Browse by Cuisine
- Cajun Creole
- Southern US
Yorkshire pudding is a dish that originated in the north of England in the county of Yorkshire. It is a savory pudding made from a batter of eggs, flour, and milk or water, and typically served as a side dish to roast meat.
The first recorded recipe for Yorkshire pudding was in 1737, in a cookbook entitled The Whole Duty of a Woman. This early recipe did not include any leavening agent, such as baking powder, and was more like a pancake or fritter.
Yorkshire pudding began to be served with roast beef in the 18th century, and by the 19th century, it was a staple of the English Sunday roast dinner.
Making Yorkshire pudding is a simple yet delicious treat. To ensure a great end result, use a good quality fat such as beef dripping, lard, or vegetable oil, and make sure your oven is preheated to at least 200°C. When mixing the ingredients together, make sure to combine everything thoroughly and add enough liquid. If the mixture is too thick, add more milk or water until it reaches the correct consistency. Finally, make sure to pour your mixture into greased muffin tins or a baking tray, and bake for 25-30 minutes or until the edges are golden and crispy.
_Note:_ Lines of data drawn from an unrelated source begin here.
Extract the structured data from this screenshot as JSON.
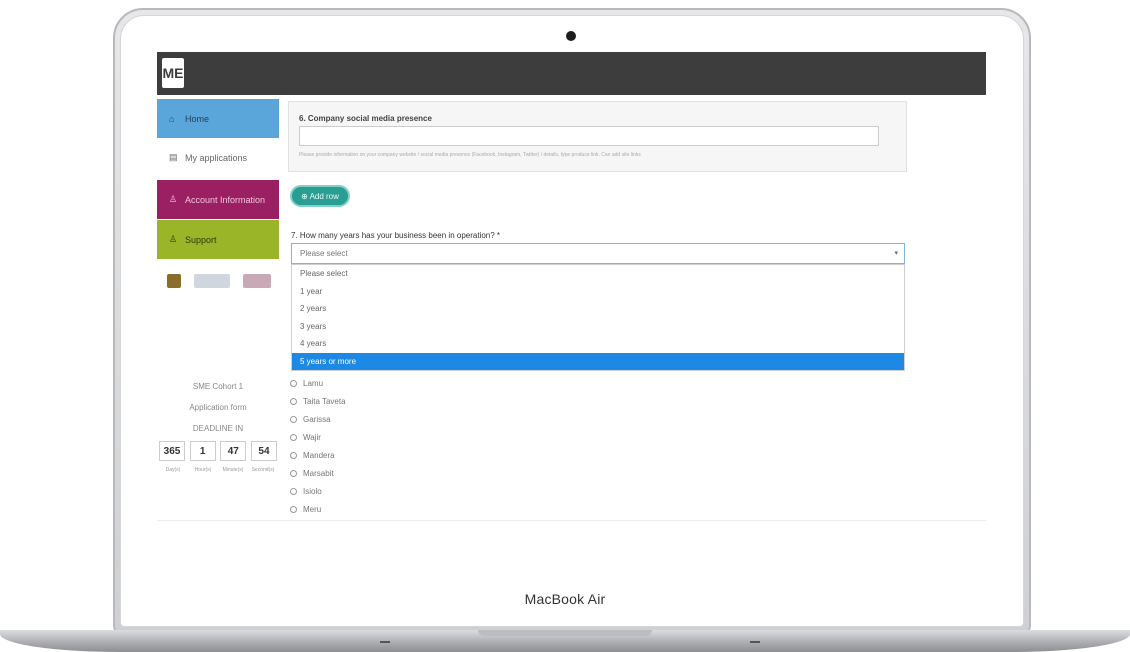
{
  "device": {
    "model_label": "MacBook Air"
  },
  "topbar": {
    "logo_text": "ME"
  },
  "sidebar": {
    "items": [
      {
        "label": "Home",
        "icon": "home-icon",
        "glyph": "⌂"
      },
      {
        "label": "My applications",
        "icon": "document-icon",
        "glyph": "▤"
      },
      {
        "label": "Account Information",
        "icon": "user-icon",
        "glyph": "♙"
      },
      {
        "label": "Support",
        "icon": "support-icon",
        "glyph": "♙"
      }
    ],
    "cohort_name": "SME Cohort 1",
    "application_form": "Application form",
    "deadline_label": "DEADLINE IN",
    "countdown": {
      "days": "365",
      "hours": "1",
      "minutes": "47",
      "seconds": "54",
      "days_label": "Day(s)",
      "hours_label": "Hour(s)",
      "minutes_label": "Minute(s)",
      "seconds_label": "Second(s)"
    }
  },
  "main": {
    "q6": {
      "title": "6. Company social media presence",
      "value": "",
      "help": "Please provide information on your company website / social media presence (Facebook, Instagram, Twitter) / details, type produce link. Can add  site links"
    },
    "add_row_label": "⊕ Add row",
    "q7": {
      "title": "7. How many years has your business been in operation? *",
      "selected_value": "Please select",
      "options": [
        "Please select",
        "1 year",
        "2 years",
        "3 years",
        "4 years",
        "5 years or more"
      ],
      "highlighted_index": 5
    },
    "radio_options": [
      "Lamu",
      "Taita Taveta",
      "Garissa",
      "Wajir",
      "Mandera",
      "Marsabit",
      "Isiolo",
      "Meru"
    ]
  },
  "colors": {
    "topbar": "#3d3d3d",
    "home": "#5aa6db",
    "account": "#9a1f63",
    "support": "#9bb529",
    "add_row": "#2b9e94",
    "dropdown_highlight": "#1e88e5"
  }
}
With these tips, you'll be sure to make a delicious Yorkshire pudding every time!
Jump to: Ingredient Breakdown Insights
|all purpose flour|
|apple cider vinegar|